DATA:
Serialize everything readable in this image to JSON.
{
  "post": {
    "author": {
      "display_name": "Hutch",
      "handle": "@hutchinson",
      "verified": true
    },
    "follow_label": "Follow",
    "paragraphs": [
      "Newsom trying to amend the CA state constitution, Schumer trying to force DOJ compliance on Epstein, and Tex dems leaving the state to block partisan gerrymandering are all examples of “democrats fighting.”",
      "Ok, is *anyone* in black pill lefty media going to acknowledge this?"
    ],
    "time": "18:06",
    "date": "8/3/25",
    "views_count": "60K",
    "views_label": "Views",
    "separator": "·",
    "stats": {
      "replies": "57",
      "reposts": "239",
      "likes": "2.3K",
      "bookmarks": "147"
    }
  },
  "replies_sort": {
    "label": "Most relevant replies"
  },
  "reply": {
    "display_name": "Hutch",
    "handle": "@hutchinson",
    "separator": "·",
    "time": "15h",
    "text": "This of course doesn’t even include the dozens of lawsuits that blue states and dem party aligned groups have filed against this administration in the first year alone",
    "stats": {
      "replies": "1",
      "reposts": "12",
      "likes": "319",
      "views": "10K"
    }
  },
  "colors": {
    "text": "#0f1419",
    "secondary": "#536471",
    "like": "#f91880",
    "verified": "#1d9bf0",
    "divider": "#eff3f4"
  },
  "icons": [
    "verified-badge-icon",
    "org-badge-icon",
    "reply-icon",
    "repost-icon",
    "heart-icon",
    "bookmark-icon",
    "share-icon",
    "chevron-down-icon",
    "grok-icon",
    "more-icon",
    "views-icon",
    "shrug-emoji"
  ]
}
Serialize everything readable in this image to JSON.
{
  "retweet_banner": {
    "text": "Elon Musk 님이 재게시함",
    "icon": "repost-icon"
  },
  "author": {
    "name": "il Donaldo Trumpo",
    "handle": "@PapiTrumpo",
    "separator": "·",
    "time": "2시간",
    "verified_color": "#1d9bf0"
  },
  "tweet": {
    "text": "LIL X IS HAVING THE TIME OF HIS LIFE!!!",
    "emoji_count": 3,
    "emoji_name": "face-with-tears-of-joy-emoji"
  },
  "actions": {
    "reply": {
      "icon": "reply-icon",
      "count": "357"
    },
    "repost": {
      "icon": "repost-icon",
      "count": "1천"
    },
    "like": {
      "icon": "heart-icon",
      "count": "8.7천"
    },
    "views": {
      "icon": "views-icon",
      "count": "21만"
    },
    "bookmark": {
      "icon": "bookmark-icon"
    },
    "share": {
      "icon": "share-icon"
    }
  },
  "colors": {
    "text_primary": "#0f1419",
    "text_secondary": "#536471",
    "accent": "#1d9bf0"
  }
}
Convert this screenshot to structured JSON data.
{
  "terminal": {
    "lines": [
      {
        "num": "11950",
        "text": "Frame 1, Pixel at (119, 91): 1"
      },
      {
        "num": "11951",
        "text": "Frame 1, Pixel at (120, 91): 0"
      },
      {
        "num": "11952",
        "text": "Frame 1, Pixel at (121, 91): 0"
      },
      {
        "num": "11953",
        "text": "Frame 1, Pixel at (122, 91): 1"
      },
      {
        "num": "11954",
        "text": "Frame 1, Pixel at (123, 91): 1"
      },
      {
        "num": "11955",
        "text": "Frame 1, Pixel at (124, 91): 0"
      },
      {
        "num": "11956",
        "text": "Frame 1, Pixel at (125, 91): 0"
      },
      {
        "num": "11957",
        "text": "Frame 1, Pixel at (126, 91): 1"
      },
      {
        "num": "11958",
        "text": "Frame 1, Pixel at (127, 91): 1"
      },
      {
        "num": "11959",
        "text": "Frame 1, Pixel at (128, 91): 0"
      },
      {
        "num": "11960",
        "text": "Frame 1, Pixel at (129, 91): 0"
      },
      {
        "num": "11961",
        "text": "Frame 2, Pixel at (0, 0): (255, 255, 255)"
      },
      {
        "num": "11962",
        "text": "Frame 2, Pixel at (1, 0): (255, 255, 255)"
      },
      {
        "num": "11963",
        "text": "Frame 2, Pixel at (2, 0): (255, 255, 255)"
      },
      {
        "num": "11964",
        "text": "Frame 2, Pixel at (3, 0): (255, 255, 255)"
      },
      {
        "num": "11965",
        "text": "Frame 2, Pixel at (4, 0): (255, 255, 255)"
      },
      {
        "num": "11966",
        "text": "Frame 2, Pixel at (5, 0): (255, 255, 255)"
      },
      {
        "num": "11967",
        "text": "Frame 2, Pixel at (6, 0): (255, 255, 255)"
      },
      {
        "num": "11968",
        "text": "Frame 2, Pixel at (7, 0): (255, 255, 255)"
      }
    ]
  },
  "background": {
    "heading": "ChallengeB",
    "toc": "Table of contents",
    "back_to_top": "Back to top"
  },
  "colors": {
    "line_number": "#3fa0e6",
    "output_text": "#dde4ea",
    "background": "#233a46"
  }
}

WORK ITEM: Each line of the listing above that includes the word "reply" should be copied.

RESPONSE:
  "reply": {
    "reply-icon",
    "reply": {
      "icon": "reply-icon",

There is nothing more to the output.